he carried her around in his phone
the way previous generations kept the photo
of the pretty girl that came with their wallets.
“Sure she was my girlfriend, once,” they’d say,
and quickly slap shut the leather,
lest the guys looked too closely.
He couldn’t do that with Maude.
She obviously was from another era,
though had beauty enough for any.
Whenever the lonelies embraced him,
or the trout pouts and phonies
ignored his goodness, he dialed up Maude.
“She’s not my girlfriend,” he’d say,
and slowly click shut the app
after one last longing look at her.
Because, of course, she really was.
What I wouldn’t give to see
dust running up and down
the road today. Feeling
its gritty fingers on my cheek
would bring those old tears
to my eyes, or at least
that’s what I’d blame.
We used to walk
in that warm breeze,
blinking a code only the lonely
might understand, if they was
to take their eyes off the ground,
or turn them around
from the dark, blinded inside.
I saw a picture of us,
side-by-side on that walk,
sun behind us,
those dusty old days, too.
And your soft memory
did dust’s job
Heard the great John Hiatt’s “Dust Down a Country Road” today. And then my heart heard this…
How is it I get so dizzy
just looking down
from so low a prospect as this?

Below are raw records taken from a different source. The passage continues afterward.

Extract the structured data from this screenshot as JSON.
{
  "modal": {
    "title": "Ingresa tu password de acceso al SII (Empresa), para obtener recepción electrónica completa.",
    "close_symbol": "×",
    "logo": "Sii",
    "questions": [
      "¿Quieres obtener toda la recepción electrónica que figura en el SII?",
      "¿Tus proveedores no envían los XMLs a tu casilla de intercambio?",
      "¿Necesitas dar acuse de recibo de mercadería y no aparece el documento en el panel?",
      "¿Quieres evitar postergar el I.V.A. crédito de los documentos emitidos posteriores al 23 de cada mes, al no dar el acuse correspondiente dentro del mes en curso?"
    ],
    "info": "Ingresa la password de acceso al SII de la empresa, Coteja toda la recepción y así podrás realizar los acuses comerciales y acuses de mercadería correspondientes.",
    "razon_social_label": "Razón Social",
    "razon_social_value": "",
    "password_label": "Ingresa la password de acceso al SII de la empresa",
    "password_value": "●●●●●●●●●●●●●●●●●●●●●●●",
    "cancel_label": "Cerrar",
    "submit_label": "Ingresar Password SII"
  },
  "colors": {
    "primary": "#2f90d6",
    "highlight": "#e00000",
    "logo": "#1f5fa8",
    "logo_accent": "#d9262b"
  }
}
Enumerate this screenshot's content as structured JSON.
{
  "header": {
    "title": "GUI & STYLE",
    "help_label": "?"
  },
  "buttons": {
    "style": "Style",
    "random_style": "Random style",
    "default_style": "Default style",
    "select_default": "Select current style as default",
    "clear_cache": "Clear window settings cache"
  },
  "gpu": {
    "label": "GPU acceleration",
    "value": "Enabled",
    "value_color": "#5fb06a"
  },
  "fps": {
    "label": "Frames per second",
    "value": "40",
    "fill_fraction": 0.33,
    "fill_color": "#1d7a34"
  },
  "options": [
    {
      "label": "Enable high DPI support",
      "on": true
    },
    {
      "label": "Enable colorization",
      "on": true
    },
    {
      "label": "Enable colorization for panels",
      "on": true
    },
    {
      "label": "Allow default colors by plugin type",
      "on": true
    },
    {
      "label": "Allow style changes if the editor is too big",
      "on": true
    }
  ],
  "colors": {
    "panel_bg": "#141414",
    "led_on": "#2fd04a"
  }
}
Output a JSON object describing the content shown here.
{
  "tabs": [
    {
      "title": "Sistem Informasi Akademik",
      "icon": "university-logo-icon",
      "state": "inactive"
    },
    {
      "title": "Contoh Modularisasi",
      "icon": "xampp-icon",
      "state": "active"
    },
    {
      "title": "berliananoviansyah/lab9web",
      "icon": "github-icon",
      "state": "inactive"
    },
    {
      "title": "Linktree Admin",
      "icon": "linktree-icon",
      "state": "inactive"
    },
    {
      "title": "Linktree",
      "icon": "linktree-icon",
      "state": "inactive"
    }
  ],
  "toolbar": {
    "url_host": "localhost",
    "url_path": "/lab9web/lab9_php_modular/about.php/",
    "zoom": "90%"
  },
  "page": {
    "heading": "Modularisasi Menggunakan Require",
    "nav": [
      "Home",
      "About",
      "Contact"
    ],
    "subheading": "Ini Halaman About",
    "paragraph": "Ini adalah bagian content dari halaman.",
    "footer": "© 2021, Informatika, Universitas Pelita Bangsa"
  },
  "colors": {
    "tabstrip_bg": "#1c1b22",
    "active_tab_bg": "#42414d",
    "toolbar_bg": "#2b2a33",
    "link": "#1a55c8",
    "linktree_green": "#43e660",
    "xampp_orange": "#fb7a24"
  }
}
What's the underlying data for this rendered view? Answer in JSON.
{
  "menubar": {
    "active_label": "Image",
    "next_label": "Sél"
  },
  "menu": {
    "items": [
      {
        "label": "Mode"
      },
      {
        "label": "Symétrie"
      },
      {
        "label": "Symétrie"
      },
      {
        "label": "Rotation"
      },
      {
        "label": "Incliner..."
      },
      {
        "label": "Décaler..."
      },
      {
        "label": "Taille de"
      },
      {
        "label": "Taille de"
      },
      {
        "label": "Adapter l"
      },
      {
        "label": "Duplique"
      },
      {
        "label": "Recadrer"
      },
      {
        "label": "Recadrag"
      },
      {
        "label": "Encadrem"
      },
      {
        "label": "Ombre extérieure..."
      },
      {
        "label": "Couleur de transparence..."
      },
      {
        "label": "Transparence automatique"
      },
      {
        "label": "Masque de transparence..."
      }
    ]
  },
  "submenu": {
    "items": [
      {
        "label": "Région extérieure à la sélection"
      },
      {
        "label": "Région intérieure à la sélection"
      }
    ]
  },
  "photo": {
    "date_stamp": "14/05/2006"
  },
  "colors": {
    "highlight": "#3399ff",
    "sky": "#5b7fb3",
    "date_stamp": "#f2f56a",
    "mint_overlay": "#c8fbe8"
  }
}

Why does the pain
of falling from here—
the chronic falling, not
the soon forgotten landings—
strike me as so great
and so long?
Maybe it’s the climb back
to what I’d laughingly call the top—
if I laughed much anymore—
that helps me forget that abrupt stop
at the bottom. It’s an aching,
a back-breaking trek, despite
its short distance. And because
I don’t look down,
fearful always of the misstep,
the inevitable error in my oft-faulty footing,
it’s so long.
Someday I wish to keep climbing,
ascending to the heights
of the smiling ones, whose anti-frowns
ensnare birdsongs from below.
I’d never look down again,
never contemplate that dizzying sight,
the speedy final fall, that one-way flight
from which there’d be no bounce.
Just the close-eyed bliss
like a fleeting last kiss
of one final adieu
and so long.